* Mobile hardware in the form of lightweight devices and ruggedised field PCs.
* Global positioning systems (GPSs).
* Wireless communications for Internet GIS access.
Traditionally, the process of field data collection and editing has been time consuming and error prone. Geographic data has travelled into the field in the form of paper maps. Field edits were performed using sketches and notes on paper maps and clipboards. Once back in the office, these field edits were deciphered and manually entered into the GIS database. The result has been that GIS data has often not been as up-to-date or accurate as it should have been. Consequently, GIS analysis and decisions have been delayed.
Recent developments in mobile technologies have enabled GIS information to be taken into the field as digital maps on compact, powerful mobile computers, providing field access to enterprise geographic information. This enables organisations to add realtime (and near realtime) information to their enterprise database and applications, speeding up analysis, display, and decision making by using up-to-date, more accurate spatial data.
Server-based GIS technology
Server GIS is used for many kinds of centrally hosted GIS computing. The server-based GIS technology trend is growing. GIS software can be centralised in application servers to deliver GIS capabilities to large numbers of users over networks. Enterprise GIS users connect to central GIS servers using traditional desktop GIS as well as Web browsers, mobile computing devices, and digital appliances.
Comprehensive GIS capabilities must be provided to support a broad range of server GIS requirements. For example, server GIS can be used for:
* Managing large GIS databases.
* Internet delivery of geographic information.
* Hosting central GIS Web portals for information discovery and use.
* Centrally hosting GIS functions that are accessed by many users in an organisation.
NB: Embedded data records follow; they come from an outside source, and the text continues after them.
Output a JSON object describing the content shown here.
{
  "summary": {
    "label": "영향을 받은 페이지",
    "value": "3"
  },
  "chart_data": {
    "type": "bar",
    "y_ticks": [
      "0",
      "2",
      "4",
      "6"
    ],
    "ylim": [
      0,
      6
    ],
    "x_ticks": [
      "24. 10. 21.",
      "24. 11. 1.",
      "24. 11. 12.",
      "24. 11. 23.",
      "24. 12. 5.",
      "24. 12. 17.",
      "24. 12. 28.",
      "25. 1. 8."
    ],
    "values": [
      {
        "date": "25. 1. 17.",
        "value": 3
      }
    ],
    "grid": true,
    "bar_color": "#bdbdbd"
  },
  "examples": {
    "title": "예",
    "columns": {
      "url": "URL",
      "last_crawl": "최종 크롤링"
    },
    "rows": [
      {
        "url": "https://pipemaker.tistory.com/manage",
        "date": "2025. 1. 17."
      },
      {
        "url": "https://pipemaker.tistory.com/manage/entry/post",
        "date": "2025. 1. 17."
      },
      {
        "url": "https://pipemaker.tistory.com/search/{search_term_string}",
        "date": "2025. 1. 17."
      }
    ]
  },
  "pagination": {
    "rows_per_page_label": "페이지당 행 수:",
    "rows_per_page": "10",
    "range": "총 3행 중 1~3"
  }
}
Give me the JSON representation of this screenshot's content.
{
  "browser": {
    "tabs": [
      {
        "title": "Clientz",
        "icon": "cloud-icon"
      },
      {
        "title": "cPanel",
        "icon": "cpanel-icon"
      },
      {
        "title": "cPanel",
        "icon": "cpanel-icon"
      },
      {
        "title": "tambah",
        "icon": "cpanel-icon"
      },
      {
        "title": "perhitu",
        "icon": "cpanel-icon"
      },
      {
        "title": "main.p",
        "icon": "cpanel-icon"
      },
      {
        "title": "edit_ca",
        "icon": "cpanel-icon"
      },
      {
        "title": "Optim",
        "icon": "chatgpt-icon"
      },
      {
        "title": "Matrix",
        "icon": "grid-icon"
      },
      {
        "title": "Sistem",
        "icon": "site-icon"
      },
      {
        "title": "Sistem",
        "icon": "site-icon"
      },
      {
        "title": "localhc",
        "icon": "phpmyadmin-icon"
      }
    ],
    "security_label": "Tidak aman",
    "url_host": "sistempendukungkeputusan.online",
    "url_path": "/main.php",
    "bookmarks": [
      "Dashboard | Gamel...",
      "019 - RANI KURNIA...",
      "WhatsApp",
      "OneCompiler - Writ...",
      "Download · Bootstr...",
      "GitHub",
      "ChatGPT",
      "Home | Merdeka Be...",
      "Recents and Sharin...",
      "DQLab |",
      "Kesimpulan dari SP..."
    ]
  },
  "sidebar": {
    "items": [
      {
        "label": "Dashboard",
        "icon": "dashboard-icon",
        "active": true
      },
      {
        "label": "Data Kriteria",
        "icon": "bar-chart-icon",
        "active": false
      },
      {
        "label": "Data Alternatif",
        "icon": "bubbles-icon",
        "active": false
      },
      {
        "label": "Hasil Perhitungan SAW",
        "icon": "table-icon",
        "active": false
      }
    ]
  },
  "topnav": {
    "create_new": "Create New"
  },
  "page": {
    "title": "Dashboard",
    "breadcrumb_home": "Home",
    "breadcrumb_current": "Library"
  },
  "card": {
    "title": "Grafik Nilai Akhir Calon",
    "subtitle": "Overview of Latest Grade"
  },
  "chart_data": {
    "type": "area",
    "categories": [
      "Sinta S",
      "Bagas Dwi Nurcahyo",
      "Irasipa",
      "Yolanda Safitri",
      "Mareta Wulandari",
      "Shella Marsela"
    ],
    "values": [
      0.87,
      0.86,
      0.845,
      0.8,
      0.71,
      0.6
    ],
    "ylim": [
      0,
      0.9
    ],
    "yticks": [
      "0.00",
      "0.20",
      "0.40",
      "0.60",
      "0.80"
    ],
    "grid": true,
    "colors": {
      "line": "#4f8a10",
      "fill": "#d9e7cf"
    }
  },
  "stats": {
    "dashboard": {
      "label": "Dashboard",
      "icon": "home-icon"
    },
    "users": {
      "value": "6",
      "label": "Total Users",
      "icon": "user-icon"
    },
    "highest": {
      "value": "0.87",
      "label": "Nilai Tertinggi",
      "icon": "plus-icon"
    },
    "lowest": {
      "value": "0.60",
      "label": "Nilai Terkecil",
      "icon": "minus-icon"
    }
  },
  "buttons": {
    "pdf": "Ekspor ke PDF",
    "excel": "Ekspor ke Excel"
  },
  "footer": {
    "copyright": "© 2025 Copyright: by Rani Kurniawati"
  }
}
* Back-office processing of enterprise GIS databases.
* Distributed GIS computing (such as distributed GIS data management and analysis).
* Internet delivery of comprehensive GIS functionality.
The concept of a GIS software seat has proven invaluable and is widely adopted by GIS professionals in nearly 200 000 organisations worldwide. In fact, this client-server computing model has been so successful that many only think of GIS within this context. However, the GIS vision is expanding.
Recent developments in computing-the growth of the Internet, advances in DBMS technology, object-oriented programming, mobile computing, and wide GIS adoption to-have led to an evolving vision and role for GIS.
For more information contact GIMS, 011 695 0400.